Commander of U.S. Africa Command General David M. Rodriguez says, ''We're going to stay as long as we're needed, but not longer than we're needed.'' Rough Cut (no reporter narration).

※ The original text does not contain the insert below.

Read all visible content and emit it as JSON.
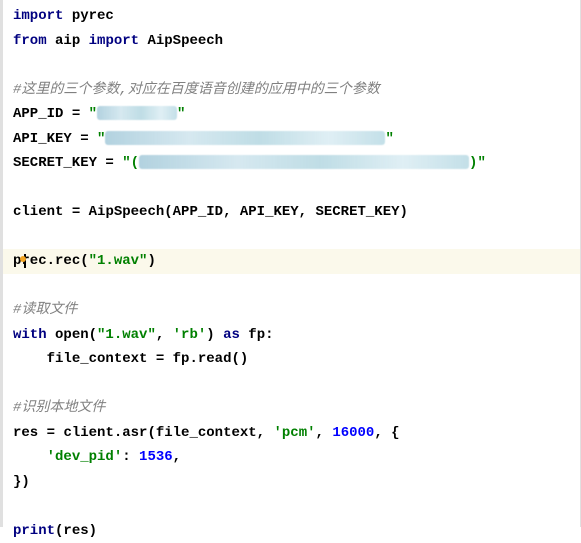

ROUGH CUT (NO REPORTER NARRATION) The Commander of U.S. Africa Command General David M. Rodriguez, who is heading up the U.S. logistical response in West Africa to the Ebola outbreak there says it may take up to a year to complete. "We're going to stay as long as we're needed, but not longer than we're needed," General Rodriguez said. "I'm sure it will be about a year at this point, but that's just a guess, and again we're going to have to play that by ear," he went on to say. "You know the treatment centers to get the ones that we have been tasked to build right now will probably take until mid November right now. They are working on an effort over there to get more people to build some of those at different times. So we'll just have to see how it flexes out. We will probably be able to improve the speed with which we build 'em, because after you get one done the second set goes faster, but that's the estimate right now to get the seventeen done," the U.S. Africa Commander told reporters. "The real critical thing to this, based on the USAID and the CDC, is to get about 70 per cent of the personnel that are infected into a treatment facility and then at that point they believe the curve will start going down. And then it will be based on how fast and how effectively one, the curve turns down, and two the international community can then pick up all the other requirements. We're going to stay as long as we're needed, but not longer than we're needed," he added.